- SUPPLIED RECORDS -
=== Section Start ===

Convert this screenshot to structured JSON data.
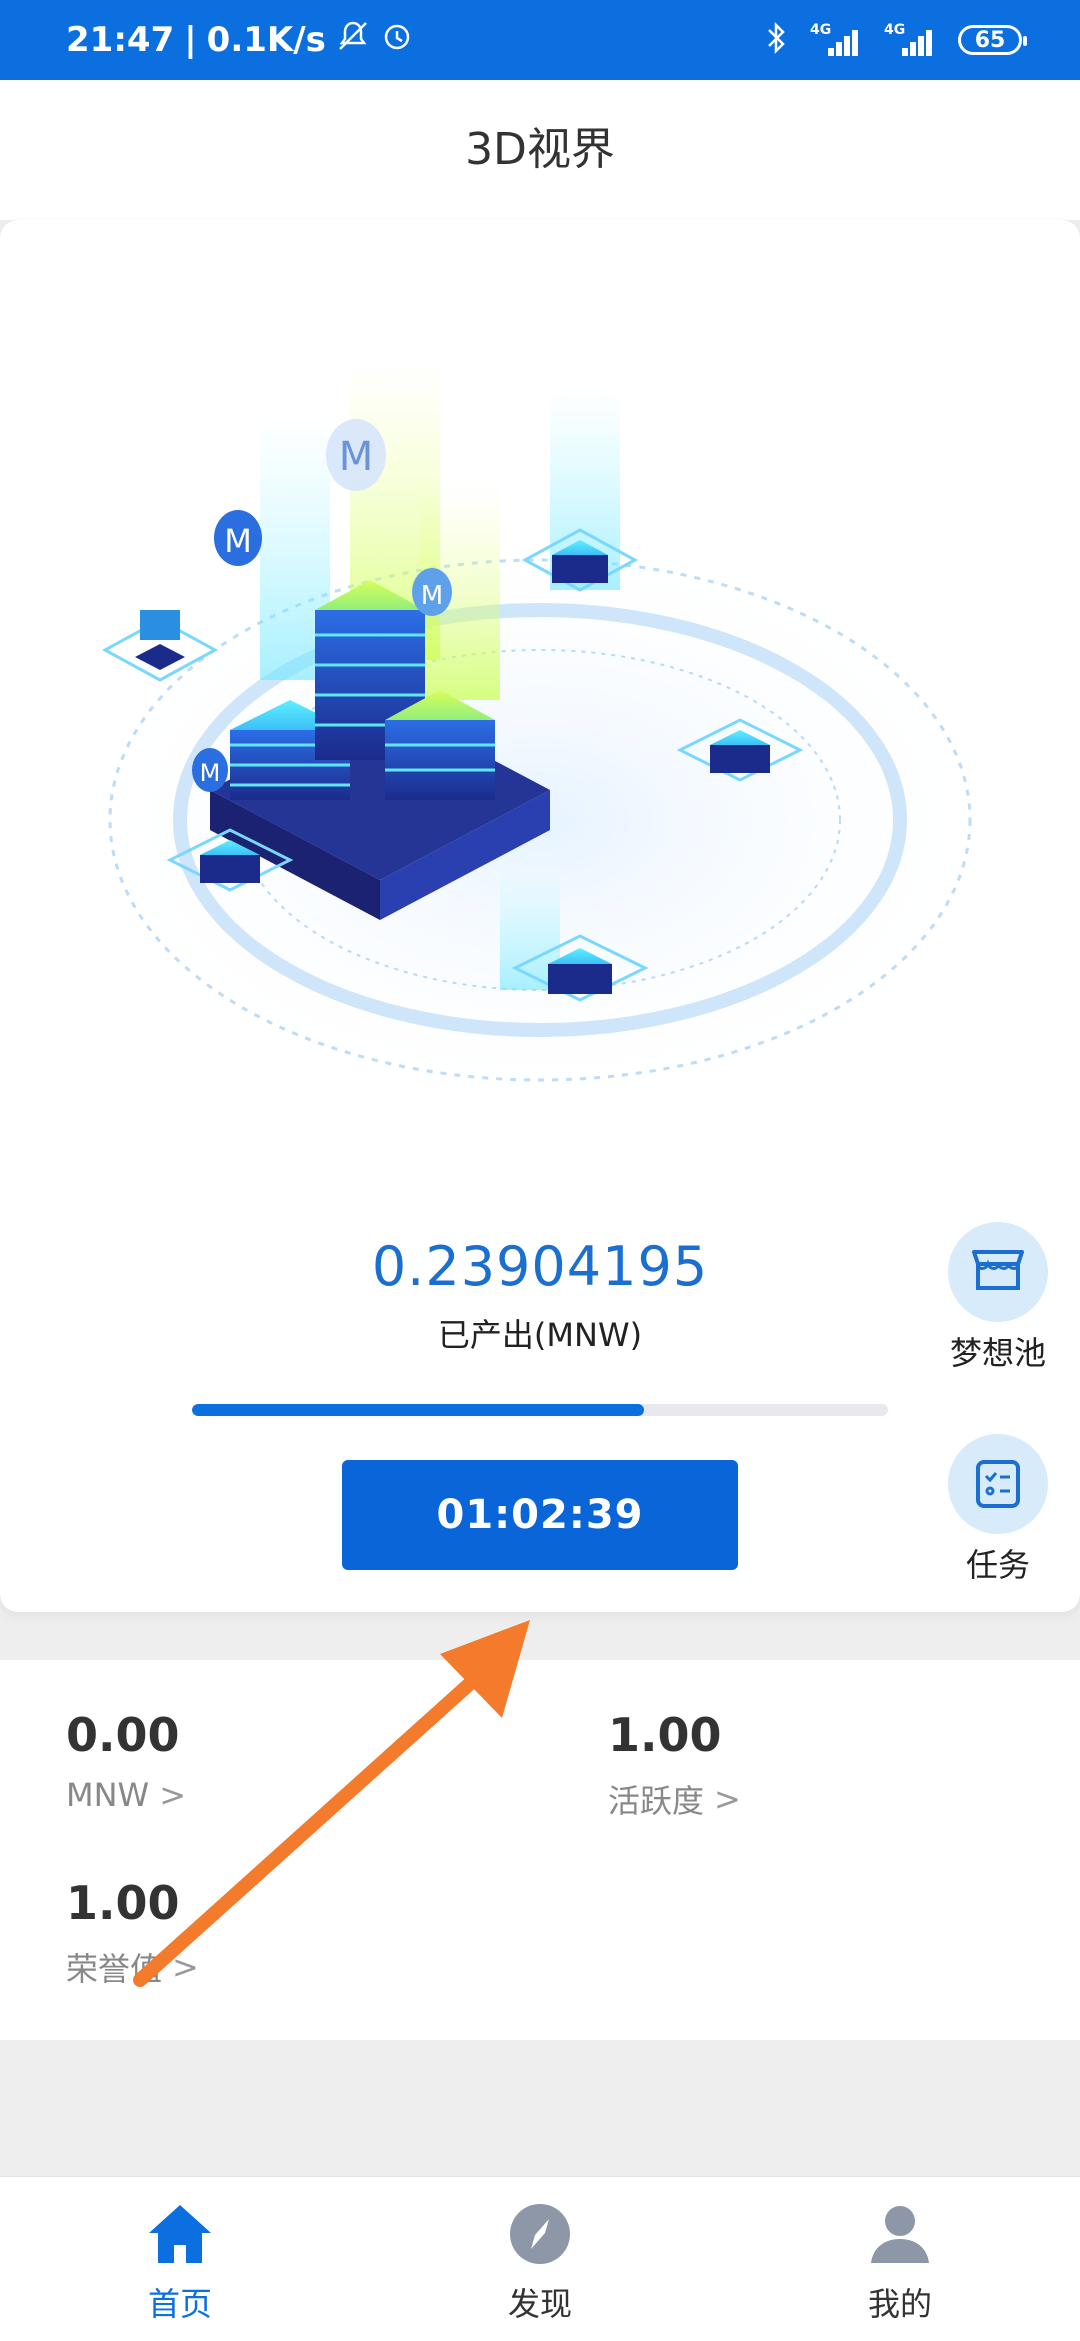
{
  "status_bar": {
    "time": "21:47",
    "net_speed": "0.1K/s",
    "signal_1": "4G",
    "signal_2": "4G",
    "battery": "65"
  },
  "header": {
    "title": "3D视界"
  },
  "mining": {
    "amount": "0.23904195",
    "amount_label": "已产出(MNW)",
    "progress": 0.65,
    "timer": "01:02:39"
  },
  "side_actions": [
    {
      "label": "梦想池",
      "icon": "store-icon"
    },
    {
      "label": "任务",
      "icon": "task-list-icon"
    }
  ],
  "stats": [
    {
      "value": "0.00",
      "label": "MNW"
    },
    {
      "value": "1.00",
      "label": "活跃度"
    },
    {
      "value": "1.00",
      "label": "荣誉值"
    }
  ],
  "nav": [
    {
      "label": "首页",
      "icon": "home-icon",
      "active": true
    },
    {
      "label": "发现",
      "icon": "compass-icon",
      "active": false
    },
    {
      "label": "我的",
      "icon": "profile-icon",
      "active": false
    }
  ],
  "colors": {
    "primary": "#0b6fe0",
    "amount": "#1a6fd0",
    "arrow": "#f47a2c"
  }
}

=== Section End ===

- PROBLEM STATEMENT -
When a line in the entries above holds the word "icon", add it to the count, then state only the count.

- REPLY -
5